(Items listed in a dataset)
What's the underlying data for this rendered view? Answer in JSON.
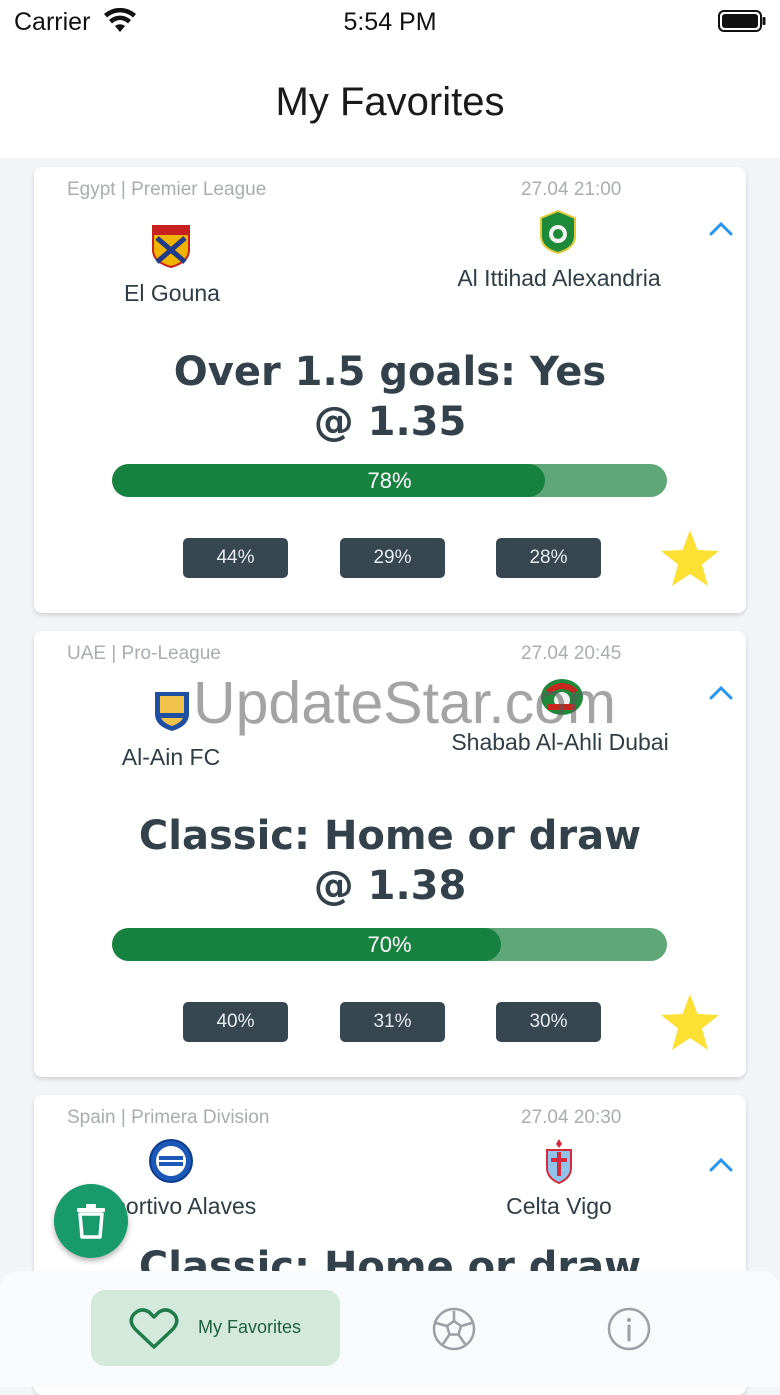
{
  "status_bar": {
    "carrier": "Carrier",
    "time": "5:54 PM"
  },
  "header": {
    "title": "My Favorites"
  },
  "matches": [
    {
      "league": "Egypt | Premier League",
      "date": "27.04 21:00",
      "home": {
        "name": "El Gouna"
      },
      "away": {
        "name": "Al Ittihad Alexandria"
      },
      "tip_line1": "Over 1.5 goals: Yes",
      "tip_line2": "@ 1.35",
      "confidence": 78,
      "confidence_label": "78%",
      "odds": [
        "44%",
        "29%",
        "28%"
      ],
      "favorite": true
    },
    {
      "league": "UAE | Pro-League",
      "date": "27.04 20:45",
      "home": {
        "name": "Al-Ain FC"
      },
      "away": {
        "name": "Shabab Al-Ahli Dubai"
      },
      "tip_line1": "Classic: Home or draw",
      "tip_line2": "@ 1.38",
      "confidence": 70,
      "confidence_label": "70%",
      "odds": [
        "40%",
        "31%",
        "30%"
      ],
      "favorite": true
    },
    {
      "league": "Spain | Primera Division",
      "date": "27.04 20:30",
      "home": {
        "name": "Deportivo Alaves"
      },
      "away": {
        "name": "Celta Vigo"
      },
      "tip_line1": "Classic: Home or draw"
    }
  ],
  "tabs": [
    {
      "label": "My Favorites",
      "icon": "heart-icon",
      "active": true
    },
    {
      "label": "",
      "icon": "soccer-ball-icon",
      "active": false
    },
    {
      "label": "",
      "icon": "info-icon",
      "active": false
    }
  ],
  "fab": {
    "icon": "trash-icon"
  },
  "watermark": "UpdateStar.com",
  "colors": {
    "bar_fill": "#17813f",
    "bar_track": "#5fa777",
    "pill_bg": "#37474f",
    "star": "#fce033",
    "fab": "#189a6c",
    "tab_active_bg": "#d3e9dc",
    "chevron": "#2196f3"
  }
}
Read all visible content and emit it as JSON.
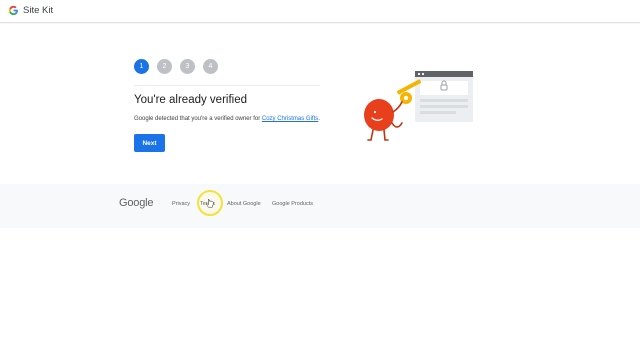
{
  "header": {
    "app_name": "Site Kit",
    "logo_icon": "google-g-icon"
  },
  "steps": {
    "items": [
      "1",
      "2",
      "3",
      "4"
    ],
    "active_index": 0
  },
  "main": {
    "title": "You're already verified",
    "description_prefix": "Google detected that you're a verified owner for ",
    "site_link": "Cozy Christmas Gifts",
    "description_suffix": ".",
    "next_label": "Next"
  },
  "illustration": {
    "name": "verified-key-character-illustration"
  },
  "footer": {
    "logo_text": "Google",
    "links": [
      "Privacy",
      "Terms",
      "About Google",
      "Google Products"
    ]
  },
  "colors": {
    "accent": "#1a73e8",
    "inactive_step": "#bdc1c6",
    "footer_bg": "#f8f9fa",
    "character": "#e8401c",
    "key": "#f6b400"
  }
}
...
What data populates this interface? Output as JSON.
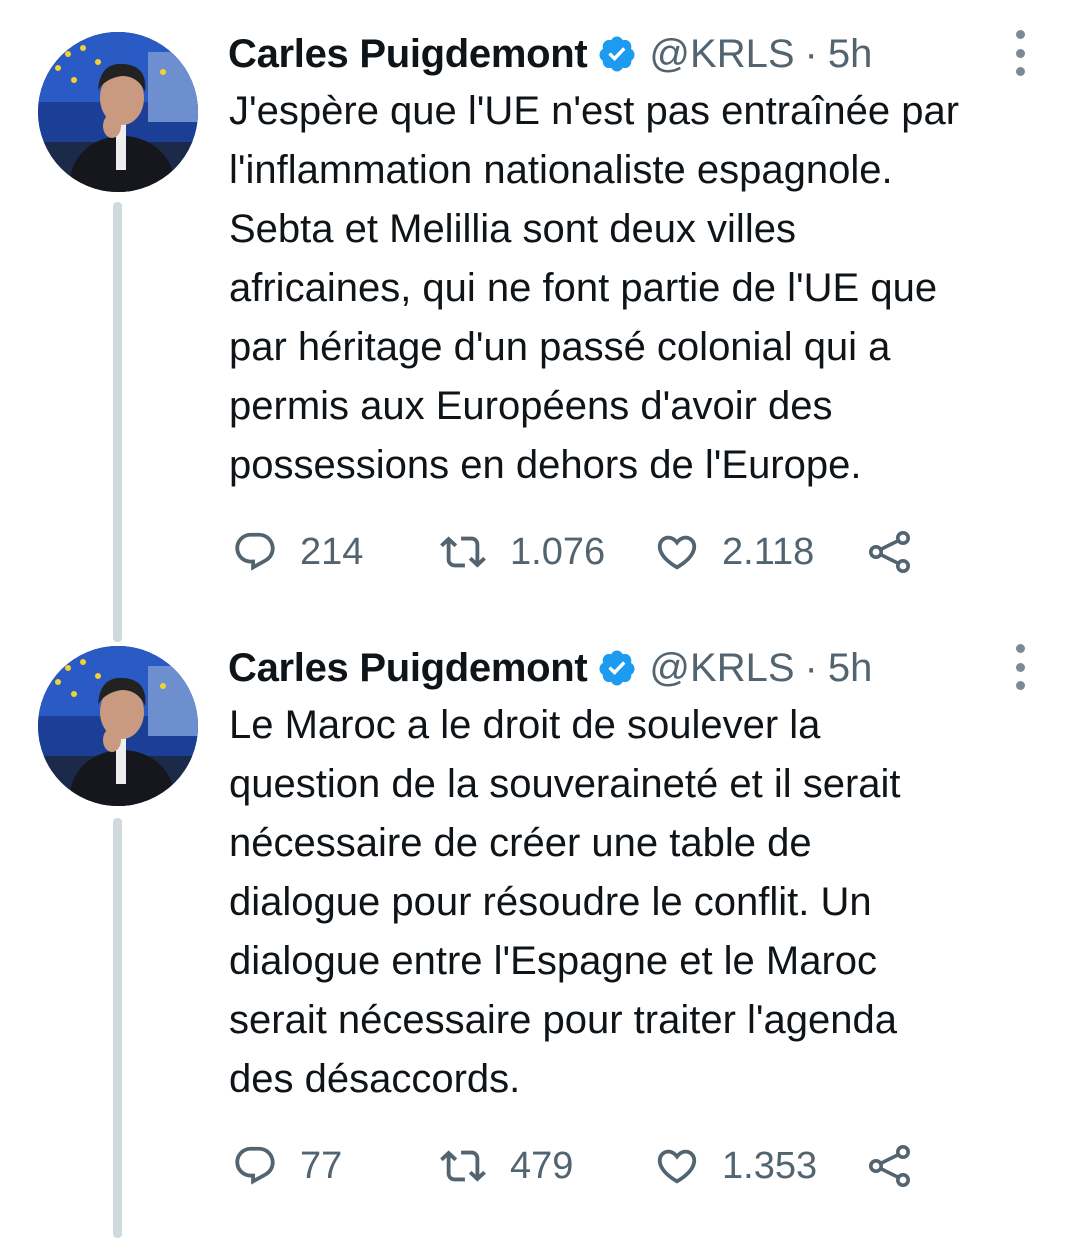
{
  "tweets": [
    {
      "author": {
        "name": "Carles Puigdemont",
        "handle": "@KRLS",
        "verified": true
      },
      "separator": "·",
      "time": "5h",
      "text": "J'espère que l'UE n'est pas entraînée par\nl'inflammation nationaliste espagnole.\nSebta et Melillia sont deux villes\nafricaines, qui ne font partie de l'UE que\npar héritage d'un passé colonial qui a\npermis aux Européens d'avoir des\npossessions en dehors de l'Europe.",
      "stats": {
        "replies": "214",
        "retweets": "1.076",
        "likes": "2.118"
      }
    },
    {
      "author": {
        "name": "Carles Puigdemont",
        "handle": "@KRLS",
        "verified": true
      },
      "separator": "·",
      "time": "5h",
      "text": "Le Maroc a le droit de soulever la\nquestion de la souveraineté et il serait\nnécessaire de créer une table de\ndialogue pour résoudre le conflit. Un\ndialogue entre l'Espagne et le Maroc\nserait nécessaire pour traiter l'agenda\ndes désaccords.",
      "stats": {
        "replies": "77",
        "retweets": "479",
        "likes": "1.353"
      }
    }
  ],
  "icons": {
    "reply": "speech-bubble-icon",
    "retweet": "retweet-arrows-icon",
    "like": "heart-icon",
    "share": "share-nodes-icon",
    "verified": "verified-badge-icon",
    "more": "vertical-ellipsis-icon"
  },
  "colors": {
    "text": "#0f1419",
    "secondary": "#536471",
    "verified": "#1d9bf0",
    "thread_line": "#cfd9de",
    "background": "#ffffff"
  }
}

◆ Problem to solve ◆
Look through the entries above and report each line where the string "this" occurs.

◆ Expected output ◆
What's the underlying data for this rendered view? Answer in JSON.
What data populates this interface? Output as JSON.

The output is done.